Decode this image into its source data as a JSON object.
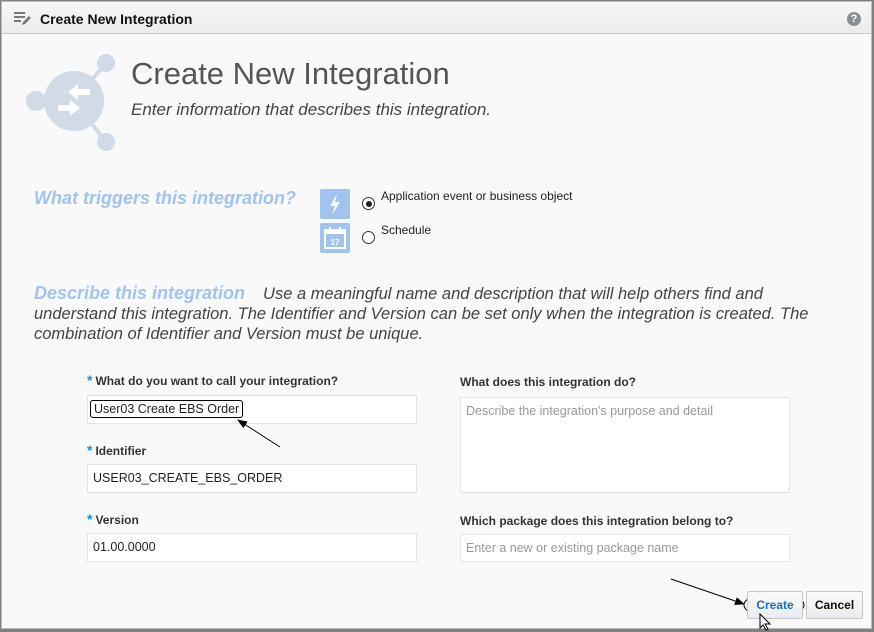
{
  "dialog": {
    "title": "Create New Integration",
    "help": "?"
  },
  "header": {
    "title": "Create New Integration",
    "subtitle": "Enter information that describes this integration."
  },
  "triggers": {
    "heading": "What triggers this integration?",
    "options": [
      {
        "label": "Application event or business object",
        "selected": true,
        "icon": "lightning-icon"
      },
      {
        "label": "Schedule",
        "selected": false,
        "icon": "calendar-icon",
        "icon_text": "17"
      }
    ]
  },
  "describe": {
    "heading": "Describe this integration",
    "text": "Use a meaningful name and description that will help others find and understand this integration. The Identifier and Version can be set only when the integration is created. The combination of Identifier and Version must be unique."
  },
  "form": {
    "name_label": "What do you want to call your integration?",
    "name_value": "User03 Create EBS Order",
    "identifier_label": "Identifier",
    "identifier_value": "USER03_CREATE_EBS_ORDER",
    "version_label": "Version",
    "version_value": "01.00.0000",
    "description_label": "What does this integration do?",
    "description_placeholder": "Describe the integration's purpose and detail",
    "package_label": "Which package does this integration belong to?",
    "package_placeholder": "Enter a new or existing package name",
    "required_mark": "*"
  },
  "buttons": {
    "create": "Create",
    "cancel": "Cancel"
  },
  "colors": {
    "accent": "#a1c4ef",
    "link": "#1e6fc4"
  }
}
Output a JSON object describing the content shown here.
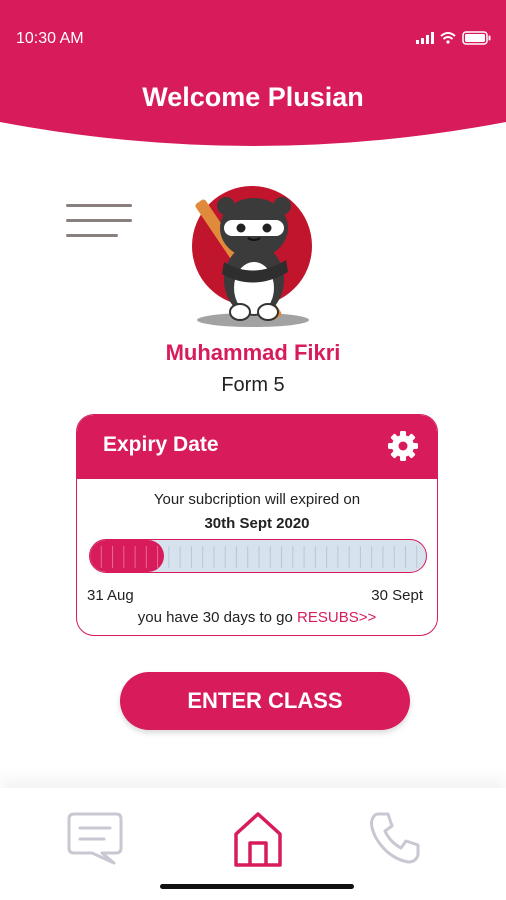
{
  "status": {
    "time": "10:30 AM"
  },
  "header": {
    "title": "Welcome Plusian"
  },
  "user": {
    "name": "Muhammad Fikri",
    "form": "Form 5"
  },
  "subscription": {
    "card_title": "Expiry Date",
    "message": "Your subcription will expired on",
    "expiry_date": "30th Sept 2020",
    "start_label": "31 Aug",
    "end_label": "30 Sept",
    "days_left_text": "you have 30 days to go",
    "resubs_link": "RESUBS>>",
    "progress_fraction": 0.22
  },
  "actions": {
    "enter_class": "ENTER CLASS"
  },
  "nav": {
    "items": [
      "chat-icon",
      "home-icon",
      "phone-icon"
    ],
    "active": "home-icon"
  },
  "colors": {
    "accent": "#d81b5b",
    "progress_track": "#d6e2ee",
    "inactive_icon": "#c8c8d2"
  }
}
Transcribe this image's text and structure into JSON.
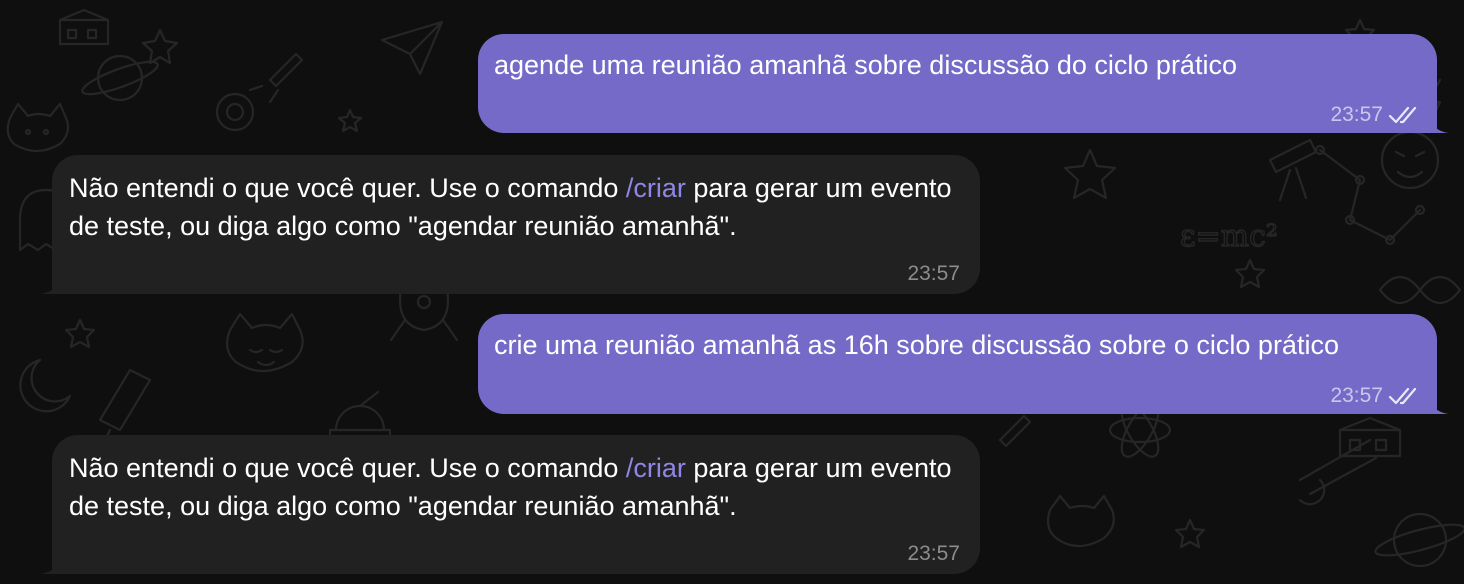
{
  "messages": [
    {
      "direction": "outgoing",
      "text": "agende uma reunião amanhã sobre discussão do ciclo prático",
      "time": "23:57",
      "status": "read"
    },
    {
      "direction": "incoming",
      "text_before": "Não entendi o que você quer. Use o comando ",
      "command": "/criar",
      "text_after": " para gerar um evento de teste, ou diga algo como \"agendar reunião amanhã\".",
      "time": "23:57"
    },
    {
      "direction": "outgoing",
      "text": "crie uma reunião amanhã as 16h sobre discussão sobre o ciclo prático",
      "time": "23:57",
      "status": "read"
    },
    {
      "direction": "incoming",
      "text_before": "Não entendi o que você quer. Use o comando ",
      "command": "/criar",
      "text_after": " para gerar um evento de teste, ou diga algo como \"agendar reunião amanhã\".",
      "time": "23:57"
    }
  ],
  "colors": {
    "outgoing_bubble": "#766ac8",
    "incoming_bubble": "#212121",
    "command_link": "#8f86e6",
    "background": "#0f0f0f"
  },
  "icons": {
    "status": "double-check-icon"
  }
}
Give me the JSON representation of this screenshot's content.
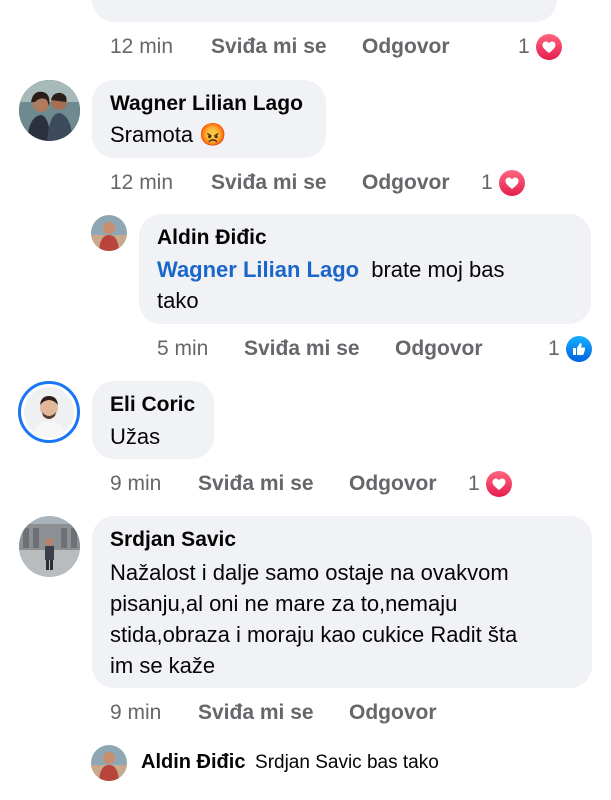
{
  "top_comment": {
    "time": "12 min",
    "like_label": "Sviđa mi se",
    "reply_label": "Odgovor",
    "reaction_count": "1",
    "reaction_icon": "heart-icon"
  },
  "comments": [
    {
      "author": "Wagner Lilian Lago",
      "text": "Sramota",
      "emoji": "😡",
      "time": "12 min",
      "like_label": "Sviđa mi se",
      "reply_label": "Odgovor",
      "reaction_count": "1",
      "reaction_icon": "heart-icon"
    },
    {
      "author": "Aldin Điđic",
      "mention": "Wagner Lilian Lago",
      "text_line1": "brate moj bas",
      "text_line2": "tako",
      "time": "5 min",
      "like_label": "Sviđa mi se",
      "reply_label": "Odgovor",
      "reaction_count": "1",
      "reaction_icon": "like-icon"
    },
    {
      "author": "Eli Coric",
      "text": "Užas",
      "time": "9 min",
      "like_label": "Sviđa mi se",
      "reply_label": "Odgovor",
      "reaction_count": "1",
      "reaction_icon": "heart-icon"
    },
    {
      "author": "Srdjan Savic",
      "lines": [
        "Nažalost i dalje samo ostaje na ovakvom",
        "pisanju,al oni ne mare za to,nemaju",
        "stida,obraza i moraju kao cukice Radit šta",
        "im se kaže"
      ],
      "time": "9 min",
      "like_label": "Sviđa mi se",
      "reply_label": "Odgovor"
    }
  ],
  "reply_preview": {
    "author": "Aldin Điđic",
    "text": "Srdjan Savic bas tako"
  },
  "colors": {
    "bubble": "#f0f2f5",
    "secondary_text": "#65676b",
    "mention": "#1b66c9",
    "heart": "#e61e4d",
    "like": "#0866ff"
  }
}
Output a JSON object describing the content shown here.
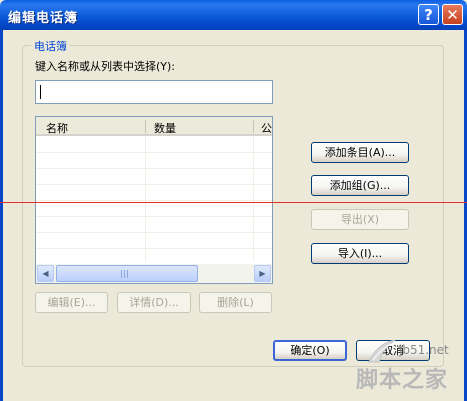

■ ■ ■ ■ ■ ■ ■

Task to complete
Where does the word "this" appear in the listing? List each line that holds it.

Answer box
Decode this image into its source data as a JSON object.
    "subtitle": "Enter information that describes this integration."
    "heading": "What triggers this integration?",
    "heading": "Describe this integration",
    "text": "Use a meaningful name and description that will help others find and understand this integration. The Identifier and Version can be set only when the integration is created. The combination of Identifier and Version must be unique."
    "description_label": "What does this integration do?",
    "package_label": "Which package does this integration belong to?",
Transcribe this image's text and structure into JSON.
Give me the JSON representation of this screenshot's content.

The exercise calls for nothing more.